RECORDS SUPPLIED:
----
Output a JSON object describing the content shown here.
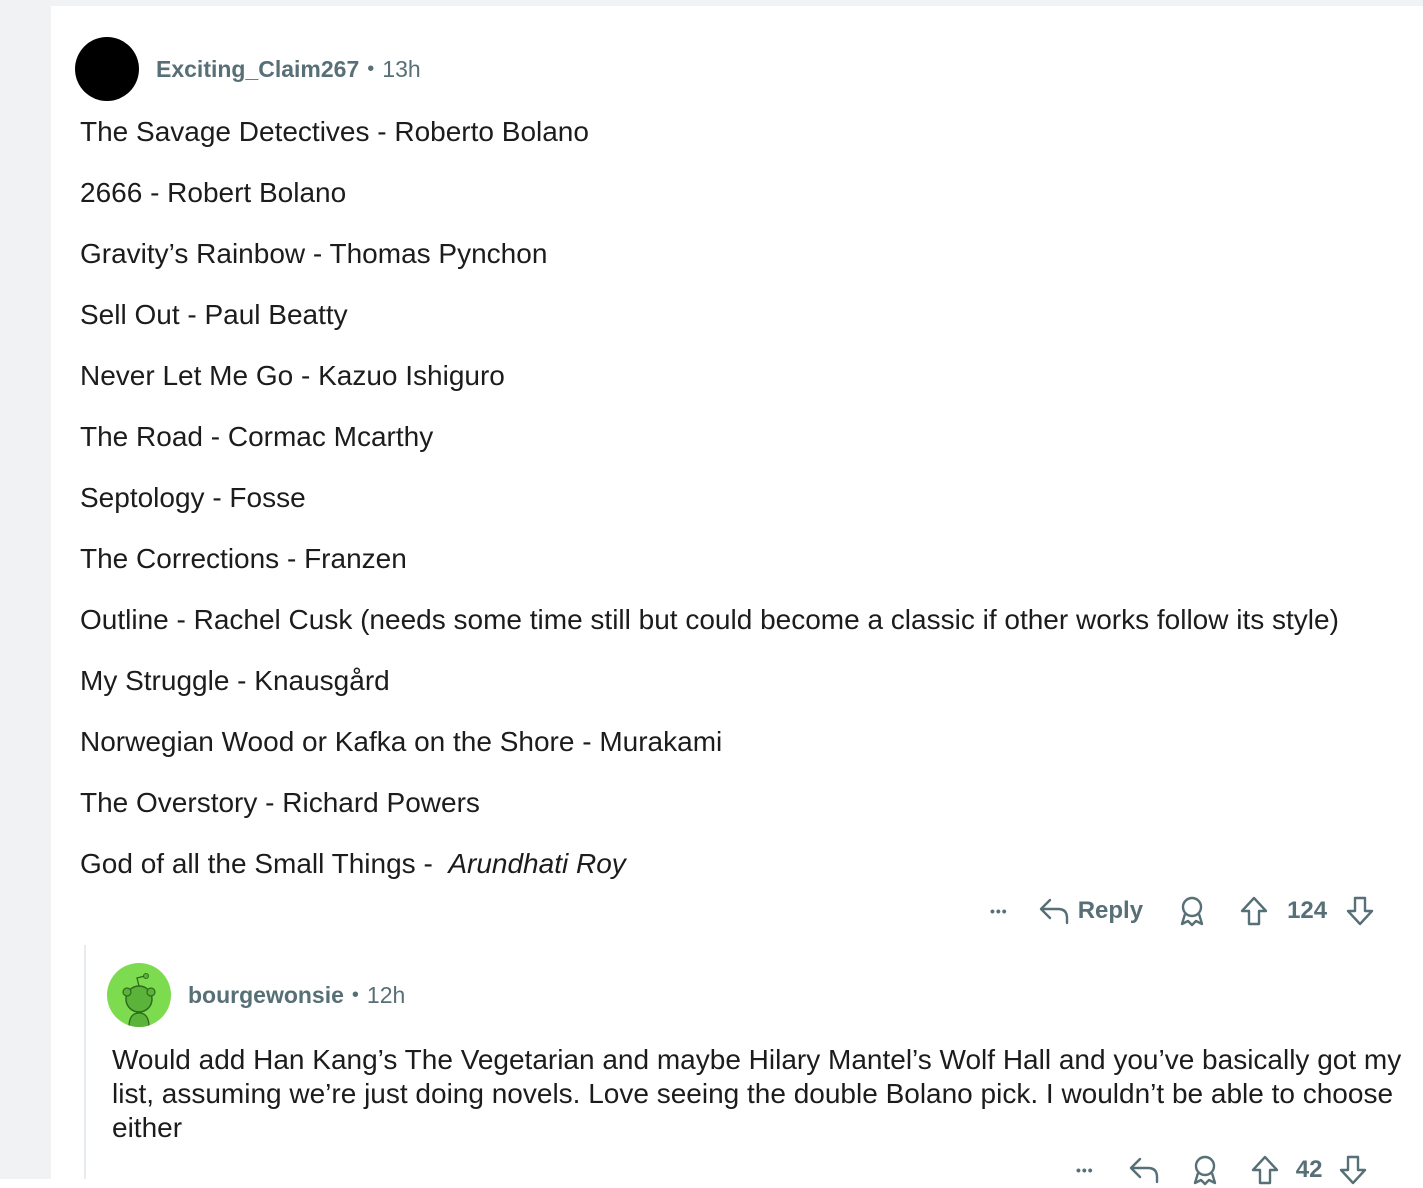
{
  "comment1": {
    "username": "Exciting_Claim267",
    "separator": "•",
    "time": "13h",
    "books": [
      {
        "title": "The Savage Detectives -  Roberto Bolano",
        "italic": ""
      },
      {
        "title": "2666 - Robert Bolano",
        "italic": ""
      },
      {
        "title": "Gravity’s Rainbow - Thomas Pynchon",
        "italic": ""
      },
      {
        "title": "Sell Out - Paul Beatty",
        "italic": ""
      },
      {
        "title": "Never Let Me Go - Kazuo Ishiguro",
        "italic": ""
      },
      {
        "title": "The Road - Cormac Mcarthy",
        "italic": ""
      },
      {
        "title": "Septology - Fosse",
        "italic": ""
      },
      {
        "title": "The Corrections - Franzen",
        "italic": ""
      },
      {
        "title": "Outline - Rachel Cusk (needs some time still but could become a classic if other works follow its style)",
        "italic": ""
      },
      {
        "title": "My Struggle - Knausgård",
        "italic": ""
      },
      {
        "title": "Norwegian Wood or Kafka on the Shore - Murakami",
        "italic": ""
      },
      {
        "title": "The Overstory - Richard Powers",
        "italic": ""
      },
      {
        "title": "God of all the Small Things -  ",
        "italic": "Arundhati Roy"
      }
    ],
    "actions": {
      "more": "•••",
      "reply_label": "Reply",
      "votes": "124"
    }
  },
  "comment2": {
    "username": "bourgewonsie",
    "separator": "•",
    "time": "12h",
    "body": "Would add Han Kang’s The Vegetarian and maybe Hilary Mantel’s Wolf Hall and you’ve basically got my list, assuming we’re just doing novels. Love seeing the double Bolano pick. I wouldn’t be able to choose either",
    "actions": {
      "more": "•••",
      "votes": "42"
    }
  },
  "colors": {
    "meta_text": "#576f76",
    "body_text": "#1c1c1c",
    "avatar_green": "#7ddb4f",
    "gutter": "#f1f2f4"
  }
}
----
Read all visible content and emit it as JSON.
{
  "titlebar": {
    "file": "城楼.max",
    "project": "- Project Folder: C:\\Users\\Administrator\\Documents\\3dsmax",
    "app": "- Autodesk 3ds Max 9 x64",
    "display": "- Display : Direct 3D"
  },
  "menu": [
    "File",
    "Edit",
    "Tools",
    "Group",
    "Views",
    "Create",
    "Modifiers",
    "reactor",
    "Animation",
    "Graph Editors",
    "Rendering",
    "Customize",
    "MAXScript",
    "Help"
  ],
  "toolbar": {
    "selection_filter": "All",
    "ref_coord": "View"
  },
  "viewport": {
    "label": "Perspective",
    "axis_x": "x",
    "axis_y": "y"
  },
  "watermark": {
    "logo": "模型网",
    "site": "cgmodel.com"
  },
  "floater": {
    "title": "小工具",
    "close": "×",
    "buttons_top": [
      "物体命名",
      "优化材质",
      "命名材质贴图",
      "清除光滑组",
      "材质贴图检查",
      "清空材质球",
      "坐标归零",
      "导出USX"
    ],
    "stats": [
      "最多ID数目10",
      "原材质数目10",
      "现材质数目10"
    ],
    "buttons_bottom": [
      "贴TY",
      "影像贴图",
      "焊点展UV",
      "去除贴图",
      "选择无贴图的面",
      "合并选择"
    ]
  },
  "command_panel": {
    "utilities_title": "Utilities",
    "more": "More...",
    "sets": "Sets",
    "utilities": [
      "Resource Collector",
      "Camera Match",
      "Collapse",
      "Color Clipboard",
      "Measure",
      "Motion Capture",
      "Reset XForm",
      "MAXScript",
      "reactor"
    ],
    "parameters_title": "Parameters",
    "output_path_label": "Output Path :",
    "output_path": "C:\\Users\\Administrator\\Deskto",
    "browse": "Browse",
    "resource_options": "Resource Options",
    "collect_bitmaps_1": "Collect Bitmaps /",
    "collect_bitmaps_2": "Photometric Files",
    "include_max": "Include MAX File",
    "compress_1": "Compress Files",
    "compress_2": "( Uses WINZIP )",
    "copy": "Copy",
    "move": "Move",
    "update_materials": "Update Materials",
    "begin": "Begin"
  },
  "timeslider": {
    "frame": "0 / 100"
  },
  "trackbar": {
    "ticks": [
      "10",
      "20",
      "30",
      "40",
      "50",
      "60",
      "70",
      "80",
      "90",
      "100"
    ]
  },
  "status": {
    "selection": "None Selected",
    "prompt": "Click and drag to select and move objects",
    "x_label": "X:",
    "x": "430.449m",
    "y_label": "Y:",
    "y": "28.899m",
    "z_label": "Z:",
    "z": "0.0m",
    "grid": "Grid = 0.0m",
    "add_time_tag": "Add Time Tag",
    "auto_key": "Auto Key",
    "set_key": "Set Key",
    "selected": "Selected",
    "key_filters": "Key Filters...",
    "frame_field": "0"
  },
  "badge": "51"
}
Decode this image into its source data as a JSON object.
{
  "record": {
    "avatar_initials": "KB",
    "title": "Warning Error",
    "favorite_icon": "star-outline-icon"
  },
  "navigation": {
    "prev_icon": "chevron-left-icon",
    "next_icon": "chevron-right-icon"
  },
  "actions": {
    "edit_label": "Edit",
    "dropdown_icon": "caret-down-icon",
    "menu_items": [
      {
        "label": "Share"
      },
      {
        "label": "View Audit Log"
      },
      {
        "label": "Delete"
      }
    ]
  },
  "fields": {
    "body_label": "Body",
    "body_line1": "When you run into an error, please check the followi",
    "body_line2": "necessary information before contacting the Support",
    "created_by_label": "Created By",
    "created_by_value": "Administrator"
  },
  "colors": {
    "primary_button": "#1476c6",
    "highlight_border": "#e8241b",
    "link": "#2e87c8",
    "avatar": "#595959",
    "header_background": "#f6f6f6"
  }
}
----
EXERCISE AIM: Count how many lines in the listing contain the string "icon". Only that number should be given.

SOLVED PROBLEM: 4